The case of Oscar Pistorius, the Olympic runner who has been charged with the shooting murder of his girlfriend, Reeva Steenkamp, has shone a dispiriting light on everything from the horrendous rates of violence against women in South Africa to the media handling of Pistorius, a famous athlete, and Steenkamp, who was a model. But while this is a decidedly minor concern, I’ve found myself thinking about the gap between Pistorius’ legend and what appears to have been the reality of his domestic life alongside the decision by the executive board of the International Olympic Committee to recommend that wrestling be dropped from the games starting in 2020.
The official declaration that one of the foundational sports of the Olympic games doesn’t have enough interest from the public to justify its continued inclusion in the competition, and an accusation of murder against an athlete who transcended the loss of his legs to compete against the best runners without disabilities in the world, may not seem to have much in common. But collectively, they’re an illustration of the financial and commercial stake has in burnishing the reputation of someone like Pistorius.
Because the Olympics—and NBC, which owns the broadcast rights to the games in the United States—can’t trust that extremely large audiences follow many of the sports involved, and thus that they’ll develop rooting interests on the merits, they need something else to pull those viewers in, to help them decide which competitors they’ll back if there are multiple candidates on the American national team, and to help them identify which athletes they’ll root for if no Americans are available. Inspirational stories are the primary mechanism of doing this, and to a certain extent, the main product NBC is actually selling. It may be frustrating to some viewers that life stories and interviews with athletes take up so much broadcast time, and make it harder to broadcast competitions live. But without them, it’s hard to imagine that the ratings of the games would be so high, and thus so financially valuable.
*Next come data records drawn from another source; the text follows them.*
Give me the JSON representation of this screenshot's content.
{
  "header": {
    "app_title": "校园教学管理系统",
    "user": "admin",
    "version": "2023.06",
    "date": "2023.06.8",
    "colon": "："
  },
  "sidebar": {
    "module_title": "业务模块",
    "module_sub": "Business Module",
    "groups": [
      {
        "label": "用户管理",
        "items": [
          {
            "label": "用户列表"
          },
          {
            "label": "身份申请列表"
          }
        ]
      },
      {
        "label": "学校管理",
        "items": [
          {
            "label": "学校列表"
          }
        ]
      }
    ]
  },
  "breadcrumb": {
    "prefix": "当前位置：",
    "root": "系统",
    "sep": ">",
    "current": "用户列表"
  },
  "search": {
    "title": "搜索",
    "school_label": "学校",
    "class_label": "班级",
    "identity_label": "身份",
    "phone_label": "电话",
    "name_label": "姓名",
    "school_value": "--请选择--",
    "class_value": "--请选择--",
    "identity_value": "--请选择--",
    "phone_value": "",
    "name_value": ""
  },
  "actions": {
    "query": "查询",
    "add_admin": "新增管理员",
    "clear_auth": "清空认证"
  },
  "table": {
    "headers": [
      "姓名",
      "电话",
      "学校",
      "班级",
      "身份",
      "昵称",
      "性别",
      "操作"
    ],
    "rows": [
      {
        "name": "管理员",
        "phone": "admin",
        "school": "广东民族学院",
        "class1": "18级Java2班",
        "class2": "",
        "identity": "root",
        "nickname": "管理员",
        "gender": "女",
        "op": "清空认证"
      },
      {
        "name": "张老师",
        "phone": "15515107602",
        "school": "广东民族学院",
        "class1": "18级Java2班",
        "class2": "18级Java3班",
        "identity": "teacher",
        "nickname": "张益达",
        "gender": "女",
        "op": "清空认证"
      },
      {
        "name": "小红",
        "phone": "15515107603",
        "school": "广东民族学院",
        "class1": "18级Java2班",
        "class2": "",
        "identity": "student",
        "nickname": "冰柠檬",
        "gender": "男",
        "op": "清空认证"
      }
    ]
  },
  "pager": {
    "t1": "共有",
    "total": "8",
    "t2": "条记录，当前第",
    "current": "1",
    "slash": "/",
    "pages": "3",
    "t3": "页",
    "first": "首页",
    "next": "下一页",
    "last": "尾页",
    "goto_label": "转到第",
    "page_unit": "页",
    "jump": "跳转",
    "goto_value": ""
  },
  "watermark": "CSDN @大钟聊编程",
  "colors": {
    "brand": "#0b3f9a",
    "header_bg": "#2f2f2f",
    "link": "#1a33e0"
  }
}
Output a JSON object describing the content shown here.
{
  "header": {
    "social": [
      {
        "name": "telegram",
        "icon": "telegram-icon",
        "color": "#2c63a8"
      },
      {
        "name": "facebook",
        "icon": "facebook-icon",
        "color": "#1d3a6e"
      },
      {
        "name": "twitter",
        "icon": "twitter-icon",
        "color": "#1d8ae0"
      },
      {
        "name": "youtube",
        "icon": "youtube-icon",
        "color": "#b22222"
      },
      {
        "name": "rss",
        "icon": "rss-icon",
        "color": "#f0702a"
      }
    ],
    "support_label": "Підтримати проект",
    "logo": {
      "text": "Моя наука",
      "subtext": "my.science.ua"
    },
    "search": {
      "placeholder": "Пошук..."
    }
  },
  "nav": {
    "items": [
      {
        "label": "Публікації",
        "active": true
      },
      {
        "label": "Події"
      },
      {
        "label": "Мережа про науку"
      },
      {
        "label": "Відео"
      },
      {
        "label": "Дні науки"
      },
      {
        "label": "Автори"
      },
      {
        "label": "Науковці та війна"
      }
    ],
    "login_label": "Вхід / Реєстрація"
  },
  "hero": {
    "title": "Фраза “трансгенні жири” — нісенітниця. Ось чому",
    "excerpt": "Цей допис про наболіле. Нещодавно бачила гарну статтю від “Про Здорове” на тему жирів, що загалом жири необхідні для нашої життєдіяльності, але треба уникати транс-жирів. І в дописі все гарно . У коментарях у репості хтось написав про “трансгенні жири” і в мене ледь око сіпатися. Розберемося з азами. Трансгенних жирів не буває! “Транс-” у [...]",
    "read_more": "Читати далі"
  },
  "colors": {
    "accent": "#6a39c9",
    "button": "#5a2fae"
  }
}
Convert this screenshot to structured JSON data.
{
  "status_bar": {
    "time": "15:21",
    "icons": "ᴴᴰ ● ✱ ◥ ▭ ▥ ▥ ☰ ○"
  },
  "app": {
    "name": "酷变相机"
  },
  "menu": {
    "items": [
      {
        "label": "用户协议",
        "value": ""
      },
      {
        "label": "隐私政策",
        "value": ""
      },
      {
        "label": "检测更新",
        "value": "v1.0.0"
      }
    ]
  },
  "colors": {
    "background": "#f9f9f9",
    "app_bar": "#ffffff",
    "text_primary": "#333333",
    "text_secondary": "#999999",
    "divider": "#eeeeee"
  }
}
The Olympics and its broadcast partners have a direct financial interest in Oscar Pistorius being an extraordinary young man who transcended the loss of his legs below the knee, rather than someone who had had the police visit his house on multiple occasions because of “domestic incidents.” They have an investment in the idea that competitive ice skaters are nice little girls, rather than women with ex-husbands who solicit assaults on their competitors—Olympic athletes have financial interests, rather than simply national honor, at stake, too. Sometimes those interests mean that the Olympics get behind a useful story, championing someone like Gabby Douglas, and as a result, highlighting the whiteness of that sport, and bringing in new audiences for it. And sometimes it means obscuring what it means to live in some place like South Africa, and the extent to which overcoming some of the limitations his disability placed on him doesn’t mean that Pistorius was somehow exempt from participating in or becoming a victim of the violence, particularly the violence against women, that plague South Africa.
The Olympics were initially supposed to bring the world’s countries together. But it’s one thing to get the nations to set their differences aside and observe a truce, and another to use uniformly cheerful stories about adversity overcome to paper over the differences in where athletes come from, and even their own varied humanity. That anyone’s surprised that an Olympic athlete could end up charged in a domestic violence murder is a testament to the success NBC does in creating a uniform product, and to how deeply and easily we buy into it, over and over again.